-- Records for this exercise --
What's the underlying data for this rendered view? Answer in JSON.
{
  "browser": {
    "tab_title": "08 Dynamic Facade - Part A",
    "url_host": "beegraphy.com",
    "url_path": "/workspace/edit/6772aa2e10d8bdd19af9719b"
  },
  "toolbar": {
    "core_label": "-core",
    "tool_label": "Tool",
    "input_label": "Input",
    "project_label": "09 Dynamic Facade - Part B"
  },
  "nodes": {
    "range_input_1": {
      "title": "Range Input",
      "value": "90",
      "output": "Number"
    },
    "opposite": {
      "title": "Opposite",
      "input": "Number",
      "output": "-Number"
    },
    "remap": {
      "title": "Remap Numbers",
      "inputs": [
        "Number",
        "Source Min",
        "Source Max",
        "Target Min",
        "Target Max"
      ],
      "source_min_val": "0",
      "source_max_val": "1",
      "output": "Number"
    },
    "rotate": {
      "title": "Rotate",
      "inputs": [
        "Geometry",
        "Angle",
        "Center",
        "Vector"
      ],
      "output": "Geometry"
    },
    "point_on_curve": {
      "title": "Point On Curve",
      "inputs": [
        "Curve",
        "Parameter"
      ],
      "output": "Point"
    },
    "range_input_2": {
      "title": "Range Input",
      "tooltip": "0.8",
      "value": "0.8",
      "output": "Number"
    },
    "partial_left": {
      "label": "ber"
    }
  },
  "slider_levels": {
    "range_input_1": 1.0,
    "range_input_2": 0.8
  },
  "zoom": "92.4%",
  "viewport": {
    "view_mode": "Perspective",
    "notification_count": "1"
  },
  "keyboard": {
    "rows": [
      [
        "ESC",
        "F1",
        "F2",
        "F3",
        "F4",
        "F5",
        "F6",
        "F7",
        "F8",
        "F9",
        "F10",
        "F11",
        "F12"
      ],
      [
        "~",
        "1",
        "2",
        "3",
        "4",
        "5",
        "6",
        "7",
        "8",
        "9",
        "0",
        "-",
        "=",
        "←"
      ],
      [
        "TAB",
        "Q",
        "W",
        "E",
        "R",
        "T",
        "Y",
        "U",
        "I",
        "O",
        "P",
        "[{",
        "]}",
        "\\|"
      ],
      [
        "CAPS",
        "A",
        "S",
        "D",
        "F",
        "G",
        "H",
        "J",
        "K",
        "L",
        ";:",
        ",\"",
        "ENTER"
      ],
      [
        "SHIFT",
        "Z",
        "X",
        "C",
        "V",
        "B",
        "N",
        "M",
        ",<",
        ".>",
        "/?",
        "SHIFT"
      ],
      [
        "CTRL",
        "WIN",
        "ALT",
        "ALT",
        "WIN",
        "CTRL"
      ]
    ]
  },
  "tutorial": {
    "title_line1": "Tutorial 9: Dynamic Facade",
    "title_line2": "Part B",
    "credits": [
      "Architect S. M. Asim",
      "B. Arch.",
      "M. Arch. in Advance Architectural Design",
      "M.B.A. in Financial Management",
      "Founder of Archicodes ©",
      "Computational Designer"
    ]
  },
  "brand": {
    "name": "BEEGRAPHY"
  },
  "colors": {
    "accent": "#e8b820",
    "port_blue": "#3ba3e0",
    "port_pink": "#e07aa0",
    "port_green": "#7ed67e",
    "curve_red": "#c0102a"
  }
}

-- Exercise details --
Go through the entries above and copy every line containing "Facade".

-- Result for this exercise --
    "tab_title": "08 Dynamic Facade - Part A",
    "project_label": "09 Dynamic Facade - Part B"
    "title_line1": "Tutorial 9: Dynamic Facade",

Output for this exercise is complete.